What To Do About It
Set Groundrules. For a group that meets together often, there might be one set of co-created groundrules that is always posted at meetings. A group that meets together for a one-time event can come up with groundrules at the beginning of the event. Groundrules are aimed at creating a shared understanding of basic behavioral conduct within the meeting, at creating a safer space for all to participate authentically, and to build trust within the group. It can be useful to go back to the groundrules and check in if the vibe of the meeting is off. Groundrules can be useful as a way to identify unwanted power dynamics within the group.
Use The “Point of Process Hand Signal.” Interrupt the meeting to mention that there might be a problem with process, that you fear the process is being rushed or that subtle hierarchies are creeping in. Be direct. Suggest or facilitate a check-in with the group in the form of a go-round, or asking directly to hear from people whose voices haven’t been heard. A go-round can help make sure that everyone gets a chance to comment on how they feel about the current process and how it might go better.
Debrief Everything. Even though it takes time and everyone is tired, make sure that your group debriefs every action or large event that they plan, as soon as it makes sense to do so afterwards. Analyzing and understanding what worked and what didn’t about group activities makes it harder for persistent power dynamics to fly under the radar.
Suggest Structural Changes: Discussions of power dynamics often seem like they’re built to denounce bad people within groups. But most people have been on the bad side of at least one of these dynamics, even if they didn’t mean to be. Assuming that all people within the group want the group to operate more democratically and equitably, consider suggesting structural changes that could help make this happen. If it seems like one person is gatekeeping, for example, it could help to establish rotating roles within the group for who checks the email account, acts as media spokesperson, keeps track of funds, etc.
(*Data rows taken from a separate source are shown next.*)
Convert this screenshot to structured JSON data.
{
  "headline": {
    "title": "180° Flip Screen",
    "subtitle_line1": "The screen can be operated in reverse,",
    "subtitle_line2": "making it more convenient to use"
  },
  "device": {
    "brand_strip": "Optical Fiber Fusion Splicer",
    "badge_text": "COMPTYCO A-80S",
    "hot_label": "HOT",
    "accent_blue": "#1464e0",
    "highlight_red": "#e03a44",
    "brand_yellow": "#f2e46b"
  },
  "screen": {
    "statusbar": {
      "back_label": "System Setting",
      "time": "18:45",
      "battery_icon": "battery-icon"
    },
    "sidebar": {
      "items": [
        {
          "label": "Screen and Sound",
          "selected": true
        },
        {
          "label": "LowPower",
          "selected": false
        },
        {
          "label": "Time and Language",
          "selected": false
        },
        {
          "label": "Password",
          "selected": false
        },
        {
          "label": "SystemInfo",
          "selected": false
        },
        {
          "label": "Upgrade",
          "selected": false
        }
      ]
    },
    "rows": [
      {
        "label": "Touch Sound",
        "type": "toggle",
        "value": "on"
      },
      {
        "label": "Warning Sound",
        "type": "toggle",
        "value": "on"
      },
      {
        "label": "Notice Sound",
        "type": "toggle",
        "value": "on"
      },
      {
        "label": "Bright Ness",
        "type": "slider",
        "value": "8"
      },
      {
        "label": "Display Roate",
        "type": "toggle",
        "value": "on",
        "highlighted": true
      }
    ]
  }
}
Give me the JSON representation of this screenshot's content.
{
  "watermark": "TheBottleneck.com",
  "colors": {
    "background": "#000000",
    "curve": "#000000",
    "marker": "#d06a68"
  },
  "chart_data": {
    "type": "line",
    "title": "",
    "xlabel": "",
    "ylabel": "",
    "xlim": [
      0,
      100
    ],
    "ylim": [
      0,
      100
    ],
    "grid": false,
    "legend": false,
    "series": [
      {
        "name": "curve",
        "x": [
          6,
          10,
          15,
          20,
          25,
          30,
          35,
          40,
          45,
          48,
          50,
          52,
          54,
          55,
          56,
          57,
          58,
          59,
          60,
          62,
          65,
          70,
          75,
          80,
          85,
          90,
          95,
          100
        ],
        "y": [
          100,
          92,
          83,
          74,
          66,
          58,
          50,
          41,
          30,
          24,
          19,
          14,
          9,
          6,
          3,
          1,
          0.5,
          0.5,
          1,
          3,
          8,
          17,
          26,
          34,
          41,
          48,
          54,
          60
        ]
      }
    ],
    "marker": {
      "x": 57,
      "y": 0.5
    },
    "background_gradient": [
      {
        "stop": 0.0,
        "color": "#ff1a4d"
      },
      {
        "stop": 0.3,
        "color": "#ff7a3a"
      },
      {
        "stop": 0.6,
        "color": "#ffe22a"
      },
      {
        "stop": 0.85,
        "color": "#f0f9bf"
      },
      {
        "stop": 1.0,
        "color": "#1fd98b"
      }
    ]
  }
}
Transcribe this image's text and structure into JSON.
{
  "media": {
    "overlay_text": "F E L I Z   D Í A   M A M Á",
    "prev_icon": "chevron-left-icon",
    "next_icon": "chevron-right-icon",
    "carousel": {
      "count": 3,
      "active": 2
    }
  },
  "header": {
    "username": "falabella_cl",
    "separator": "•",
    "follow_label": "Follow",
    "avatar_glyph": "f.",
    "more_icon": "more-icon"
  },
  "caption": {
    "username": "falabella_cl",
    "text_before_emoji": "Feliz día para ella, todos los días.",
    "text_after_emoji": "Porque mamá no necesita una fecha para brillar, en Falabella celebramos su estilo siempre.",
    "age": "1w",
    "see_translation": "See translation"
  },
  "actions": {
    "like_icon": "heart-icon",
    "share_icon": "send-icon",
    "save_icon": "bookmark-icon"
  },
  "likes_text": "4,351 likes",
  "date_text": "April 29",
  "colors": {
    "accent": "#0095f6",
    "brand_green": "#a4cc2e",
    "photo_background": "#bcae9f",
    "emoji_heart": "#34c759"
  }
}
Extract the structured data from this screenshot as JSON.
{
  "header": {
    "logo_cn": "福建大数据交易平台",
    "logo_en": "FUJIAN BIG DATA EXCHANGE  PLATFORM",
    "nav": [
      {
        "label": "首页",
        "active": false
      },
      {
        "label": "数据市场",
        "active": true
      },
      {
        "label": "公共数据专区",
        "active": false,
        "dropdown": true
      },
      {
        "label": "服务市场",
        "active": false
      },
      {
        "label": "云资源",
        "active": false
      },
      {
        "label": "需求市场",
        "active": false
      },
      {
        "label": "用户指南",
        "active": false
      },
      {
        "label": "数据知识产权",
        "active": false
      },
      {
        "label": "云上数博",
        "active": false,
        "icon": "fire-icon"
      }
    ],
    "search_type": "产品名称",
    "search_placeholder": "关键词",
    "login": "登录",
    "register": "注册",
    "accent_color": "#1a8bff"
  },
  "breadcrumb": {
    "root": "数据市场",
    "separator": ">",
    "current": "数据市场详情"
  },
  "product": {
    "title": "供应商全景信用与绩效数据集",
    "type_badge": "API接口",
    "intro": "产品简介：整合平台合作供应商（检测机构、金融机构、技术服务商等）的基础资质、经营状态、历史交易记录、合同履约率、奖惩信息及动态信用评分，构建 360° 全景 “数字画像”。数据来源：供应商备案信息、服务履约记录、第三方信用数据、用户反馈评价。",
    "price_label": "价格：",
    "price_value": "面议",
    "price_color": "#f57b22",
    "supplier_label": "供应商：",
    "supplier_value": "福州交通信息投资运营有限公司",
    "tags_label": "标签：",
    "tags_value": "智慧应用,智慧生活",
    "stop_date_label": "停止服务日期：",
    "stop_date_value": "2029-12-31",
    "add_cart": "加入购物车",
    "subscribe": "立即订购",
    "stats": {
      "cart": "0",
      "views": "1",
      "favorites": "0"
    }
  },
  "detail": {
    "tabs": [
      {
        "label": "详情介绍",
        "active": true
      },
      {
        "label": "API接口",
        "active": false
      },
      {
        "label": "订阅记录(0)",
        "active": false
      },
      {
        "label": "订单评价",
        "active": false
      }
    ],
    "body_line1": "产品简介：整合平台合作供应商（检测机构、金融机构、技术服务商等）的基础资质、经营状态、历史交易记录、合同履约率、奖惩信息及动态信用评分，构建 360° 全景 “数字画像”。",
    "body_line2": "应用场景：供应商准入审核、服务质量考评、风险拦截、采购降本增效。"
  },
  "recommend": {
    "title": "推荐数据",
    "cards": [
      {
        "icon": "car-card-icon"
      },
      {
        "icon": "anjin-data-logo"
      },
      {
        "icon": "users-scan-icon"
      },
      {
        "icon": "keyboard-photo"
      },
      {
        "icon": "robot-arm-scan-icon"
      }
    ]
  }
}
If one person’s microagressions seem to be stemming from a certain type of obliviousness, suggest that anti- oppression training become a requisite for all group members.
Be Honest With Yourself: If you are the perpetrator of one of the above power plays, consider your own motives or capacity for group work. For example, if you find yourself almost always at odds with the rest of your group, and blocking many decisions, consider that you might have fundamental differences from that group, ethically or strategically, and you might want to take a step back from that organizing body. If you prefer to be the sole decision maker, or only to work with one other person, consider other types of work that could still contribute to changing the world but don’t necessitate that you work in a democratic group process.
Don’t Hesitate to Bring in Outside Trainers or Mediators As needed! Regardless of experience or expertise within a group, a fresh perspective can always be useful. It can be invigorating and refreshing for a group to periodically bring in an outside trainer who can help them work through or learn more about process issues, power dynamics, or anti oppression work.
OTHER TRAINING RESOURCES:
WHAT’S UP?! PITTSBURGH: https://wwhatsup.wordpress.com (anti racist work, started out as white people confronting white supremacy)
AORTA: Anti Opression Resource and Training Alliance: http://aorta.coop (a variety of trainings on democratic process, also mediation and anti oppression work)
CATALYST PROJECT (ANN BRADEN PROGRAM):
TRAINING FOR CHANGE: https://www.trainingforchange.org
The Deconstruction Crew consisting of members of the Ohio University Student Union and Appalachia Resist have assembled on Shafer Street in Athens Ohio on the morning of June 23, 2015 at a pipeline construction site to reverse construction of Ohio University’s natural gas pipeline. This pipeline poses a danger to the local community and will contribute to the disastrously approaching climate chaos! #StopOUPipeline